Alan Price's second album consolidated the change of direction he'd started in early 1967, when his cover of Randy Newman's "Simon Smith and His Amazing Dancing Bear" became a big British hit. Moving away from the jazzy Animals-styled R&B-rock that he'd presented on his first album and singles, Price moved into a more original, if less powerful, brand of Newman-influenced vaudevillian pop. The Randy Newman influence isn't a matter of conjecture; about half of the songs were covers of songs by Newman (who had yet to release his first album at the time A Price on His Head was issued), often of tunes that remain obscure even to serious Newman fans. The effect is something like hearing an even jauntier, more lighthearted Georgie Fame, as even Price's own compositions bore a strong Newman influence in their emphasis on poppy craft and wit. Breaking up the Newman and Price songs were covers of Bob Dylan's "To Ramona" and the little-known Gerry Goffin-Carole King number "On This Side of Goodbye." For a long time the material on this album was difficult to find, particularly in the United States, where Price's early work was virtually unknown.

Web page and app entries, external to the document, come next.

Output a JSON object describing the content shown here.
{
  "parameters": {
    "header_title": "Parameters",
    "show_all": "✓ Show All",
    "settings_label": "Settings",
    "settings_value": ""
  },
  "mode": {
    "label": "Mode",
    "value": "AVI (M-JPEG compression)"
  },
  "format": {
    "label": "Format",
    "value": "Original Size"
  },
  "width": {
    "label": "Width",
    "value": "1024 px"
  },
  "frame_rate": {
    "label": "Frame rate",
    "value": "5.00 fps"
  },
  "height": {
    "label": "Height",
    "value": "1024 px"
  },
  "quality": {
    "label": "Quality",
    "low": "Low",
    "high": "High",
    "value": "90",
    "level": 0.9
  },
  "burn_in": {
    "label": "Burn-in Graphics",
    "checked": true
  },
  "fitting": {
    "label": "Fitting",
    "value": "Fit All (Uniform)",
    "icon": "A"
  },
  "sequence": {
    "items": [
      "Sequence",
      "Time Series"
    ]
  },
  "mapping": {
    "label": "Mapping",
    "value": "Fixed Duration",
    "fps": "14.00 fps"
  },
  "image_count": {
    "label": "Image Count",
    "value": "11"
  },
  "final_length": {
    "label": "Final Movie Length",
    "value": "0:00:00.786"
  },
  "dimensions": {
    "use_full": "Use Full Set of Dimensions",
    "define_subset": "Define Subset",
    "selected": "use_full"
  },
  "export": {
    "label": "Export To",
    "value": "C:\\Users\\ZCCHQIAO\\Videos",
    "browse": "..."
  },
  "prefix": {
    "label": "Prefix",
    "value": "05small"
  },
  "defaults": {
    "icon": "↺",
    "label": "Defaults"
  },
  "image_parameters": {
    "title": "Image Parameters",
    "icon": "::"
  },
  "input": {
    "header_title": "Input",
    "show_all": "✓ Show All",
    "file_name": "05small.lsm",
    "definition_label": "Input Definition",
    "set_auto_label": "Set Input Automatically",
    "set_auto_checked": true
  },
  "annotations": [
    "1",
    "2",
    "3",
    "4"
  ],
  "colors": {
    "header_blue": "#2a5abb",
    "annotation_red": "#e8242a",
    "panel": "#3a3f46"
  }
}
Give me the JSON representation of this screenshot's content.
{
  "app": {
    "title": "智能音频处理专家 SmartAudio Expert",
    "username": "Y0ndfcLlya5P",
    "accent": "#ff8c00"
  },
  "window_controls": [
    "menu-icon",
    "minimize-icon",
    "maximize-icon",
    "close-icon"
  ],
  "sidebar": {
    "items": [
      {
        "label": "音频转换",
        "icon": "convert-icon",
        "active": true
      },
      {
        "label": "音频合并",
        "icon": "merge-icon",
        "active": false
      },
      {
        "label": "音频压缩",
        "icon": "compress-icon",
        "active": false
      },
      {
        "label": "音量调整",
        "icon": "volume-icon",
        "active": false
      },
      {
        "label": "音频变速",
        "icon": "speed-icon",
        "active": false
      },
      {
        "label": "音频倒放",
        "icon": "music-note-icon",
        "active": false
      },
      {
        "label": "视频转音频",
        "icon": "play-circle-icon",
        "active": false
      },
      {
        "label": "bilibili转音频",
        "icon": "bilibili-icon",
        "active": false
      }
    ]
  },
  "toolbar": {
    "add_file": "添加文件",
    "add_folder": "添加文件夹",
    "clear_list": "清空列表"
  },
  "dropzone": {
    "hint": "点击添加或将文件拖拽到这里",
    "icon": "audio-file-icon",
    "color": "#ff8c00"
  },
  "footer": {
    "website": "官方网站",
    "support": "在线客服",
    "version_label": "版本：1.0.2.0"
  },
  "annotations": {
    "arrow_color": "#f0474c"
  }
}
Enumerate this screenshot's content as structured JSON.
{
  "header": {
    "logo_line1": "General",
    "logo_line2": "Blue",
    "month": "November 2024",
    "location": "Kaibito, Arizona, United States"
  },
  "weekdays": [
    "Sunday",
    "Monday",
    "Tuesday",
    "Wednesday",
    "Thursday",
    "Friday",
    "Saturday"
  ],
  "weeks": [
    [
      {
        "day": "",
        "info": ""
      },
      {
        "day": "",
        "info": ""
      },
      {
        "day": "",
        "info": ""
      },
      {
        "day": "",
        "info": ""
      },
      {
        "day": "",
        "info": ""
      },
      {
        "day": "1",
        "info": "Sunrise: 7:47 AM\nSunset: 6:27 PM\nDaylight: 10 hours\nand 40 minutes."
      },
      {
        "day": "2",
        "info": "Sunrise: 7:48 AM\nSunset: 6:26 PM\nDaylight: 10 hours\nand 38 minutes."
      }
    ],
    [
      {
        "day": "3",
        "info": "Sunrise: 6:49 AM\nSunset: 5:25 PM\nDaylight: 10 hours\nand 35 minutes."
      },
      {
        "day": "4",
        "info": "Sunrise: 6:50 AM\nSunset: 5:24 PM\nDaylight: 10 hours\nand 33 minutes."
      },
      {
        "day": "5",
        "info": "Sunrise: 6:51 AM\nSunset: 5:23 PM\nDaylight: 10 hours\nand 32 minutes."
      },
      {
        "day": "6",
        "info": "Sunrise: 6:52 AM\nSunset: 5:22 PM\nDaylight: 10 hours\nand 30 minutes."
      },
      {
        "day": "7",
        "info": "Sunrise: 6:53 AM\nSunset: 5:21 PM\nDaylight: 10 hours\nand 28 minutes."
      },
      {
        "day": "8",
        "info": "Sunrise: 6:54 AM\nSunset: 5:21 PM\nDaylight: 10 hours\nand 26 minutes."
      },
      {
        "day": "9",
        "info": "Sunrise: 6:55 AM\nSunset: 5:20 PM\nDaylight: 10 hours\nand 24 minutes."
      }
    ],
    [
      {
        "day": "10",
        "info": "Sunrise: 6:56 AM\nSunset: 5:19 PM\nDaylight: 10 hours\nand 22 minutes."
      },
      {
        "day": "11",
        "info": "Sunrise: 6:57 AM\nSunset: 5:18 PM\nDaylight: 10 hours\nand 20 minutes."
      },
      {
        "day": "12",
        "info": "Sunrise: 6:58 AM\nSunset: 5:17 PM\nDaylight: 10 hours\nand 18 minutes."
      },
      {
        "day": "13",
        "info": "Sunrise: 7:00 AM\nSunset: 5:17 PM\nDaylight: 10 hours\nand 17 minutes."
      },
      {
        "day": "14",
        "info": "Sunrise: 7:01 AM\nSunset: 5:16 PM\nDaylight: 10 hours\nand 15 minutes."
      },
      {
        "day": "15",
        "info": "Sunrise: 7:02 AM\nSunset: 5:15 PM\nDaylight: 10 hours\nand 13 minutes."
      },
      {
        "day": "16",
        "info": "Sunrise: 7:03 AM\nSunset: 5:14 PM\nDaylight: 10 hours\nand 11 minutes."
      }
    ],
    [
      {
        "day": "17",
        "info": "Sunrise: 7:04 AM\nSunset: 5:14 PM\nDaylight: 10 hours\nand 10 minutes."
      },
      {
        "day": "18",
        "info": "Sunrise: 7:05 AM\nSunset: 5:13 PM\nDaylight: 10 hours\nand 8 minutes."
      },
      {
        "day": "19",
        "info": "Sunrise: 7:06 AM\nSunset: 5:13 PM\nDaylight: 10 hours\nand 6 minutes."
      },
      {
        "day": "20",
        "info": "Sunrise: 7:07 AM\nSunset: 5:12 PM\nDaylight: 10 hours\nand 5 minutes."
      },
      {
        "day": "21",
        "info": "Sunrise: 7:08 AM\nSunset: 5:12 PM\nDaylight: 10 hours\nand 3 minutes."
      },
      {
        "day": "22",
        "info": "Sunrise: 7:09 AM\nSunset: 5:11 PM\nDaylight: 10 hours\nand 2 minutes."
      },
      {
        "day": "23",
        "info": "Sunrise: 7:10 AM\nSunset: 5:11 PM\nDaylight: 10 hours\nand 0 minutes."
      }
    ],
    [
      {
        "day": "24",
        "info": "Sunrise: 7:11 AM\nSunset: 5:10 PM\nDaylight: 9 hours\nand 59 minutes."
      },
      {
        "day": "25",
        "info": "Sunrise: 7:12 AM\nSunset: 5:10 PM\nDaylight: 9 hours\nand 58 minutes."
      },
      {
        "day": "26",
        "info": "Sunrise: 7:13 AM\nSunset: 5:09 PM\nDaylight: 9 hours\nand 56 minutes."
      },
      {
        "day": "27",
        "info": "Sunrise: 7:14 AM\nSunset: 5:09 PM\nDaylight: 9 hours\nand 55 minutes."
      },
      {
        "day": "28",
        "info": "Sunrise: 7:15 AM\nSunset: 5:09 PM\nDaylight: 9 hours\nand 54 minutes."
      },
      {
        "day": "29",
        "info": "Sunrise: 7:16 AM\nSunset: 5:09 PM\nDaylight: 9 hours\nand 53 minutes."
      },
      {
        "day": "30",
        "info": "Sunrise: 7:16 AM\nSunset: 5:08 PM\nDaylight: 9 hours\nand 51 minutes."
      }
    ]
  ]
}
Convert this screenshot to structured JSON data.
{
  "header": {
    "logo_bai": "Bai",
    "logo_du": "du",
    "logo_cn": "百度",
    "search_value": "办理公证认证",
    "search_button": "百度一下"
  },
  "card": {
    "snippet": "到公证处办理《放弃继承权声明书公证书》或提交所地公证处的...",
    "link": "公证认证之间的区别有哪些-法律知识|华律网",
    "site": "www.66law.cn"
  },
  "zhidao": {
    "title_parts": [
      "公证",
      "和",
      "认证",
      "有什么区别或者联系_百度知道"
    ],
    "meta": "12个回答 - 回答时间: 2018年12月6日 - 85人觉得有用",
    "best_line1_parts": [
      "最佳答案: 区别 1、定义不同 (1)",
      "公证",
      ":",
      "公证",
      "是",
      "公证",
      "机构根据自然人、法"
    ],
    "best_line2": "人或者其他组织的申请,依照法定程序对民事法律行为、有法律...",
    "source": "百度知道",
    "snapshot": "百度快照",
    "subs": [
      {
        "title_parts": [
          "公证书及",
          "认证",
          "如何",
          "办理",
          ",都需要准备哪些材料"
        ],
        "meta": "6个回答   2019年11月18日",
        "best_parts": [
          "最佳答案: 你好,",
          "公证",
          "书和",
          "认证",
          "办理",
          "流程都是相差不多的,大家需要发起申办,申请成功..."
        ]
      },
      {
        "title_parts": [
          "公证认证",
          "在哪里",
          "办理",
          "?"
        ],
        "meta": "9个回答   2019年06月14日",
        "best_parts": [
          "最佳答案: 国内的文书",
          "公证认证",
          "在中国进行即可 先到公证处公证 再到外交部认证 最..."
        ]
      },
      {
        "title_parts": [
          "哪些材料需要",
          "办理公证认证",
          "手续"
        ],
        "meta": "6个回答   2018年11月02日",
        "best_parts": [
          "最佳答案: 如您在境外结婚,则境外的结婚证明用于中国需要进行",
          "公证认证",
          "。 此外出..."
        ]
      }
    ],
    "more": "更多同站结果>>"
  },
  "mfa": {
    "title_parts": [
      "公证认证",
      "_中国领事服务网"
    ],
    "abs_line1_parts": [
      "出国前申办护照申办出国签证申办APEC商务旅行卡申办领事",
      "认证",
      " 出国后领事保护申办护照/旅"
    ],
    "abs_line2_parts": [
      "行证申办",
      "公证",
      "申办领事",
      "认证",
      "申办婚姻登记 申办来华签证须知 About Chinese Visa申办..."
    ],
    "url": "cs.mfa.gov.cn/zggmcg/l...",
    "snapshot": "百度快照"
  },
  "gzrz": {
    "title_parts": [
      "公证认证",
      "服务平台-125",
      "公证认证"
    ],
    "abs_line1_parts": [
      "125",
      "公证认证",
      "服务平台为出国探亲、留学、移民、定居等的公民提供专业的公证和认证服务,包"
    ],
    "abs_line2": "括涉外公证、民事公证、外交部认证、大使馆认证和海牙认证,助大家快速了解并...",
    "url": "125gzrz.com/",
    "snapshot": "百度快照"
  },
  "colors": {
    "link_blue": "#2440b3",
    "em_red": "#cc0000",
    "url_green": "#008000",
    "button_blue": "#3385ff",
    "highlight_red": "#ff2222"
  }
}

But the CD era has seen it reissued several times, both on its own and as part of the compilation The House That Jack Built: The Complete 60's Sessions.
AllMusic Review by Richie Unterberger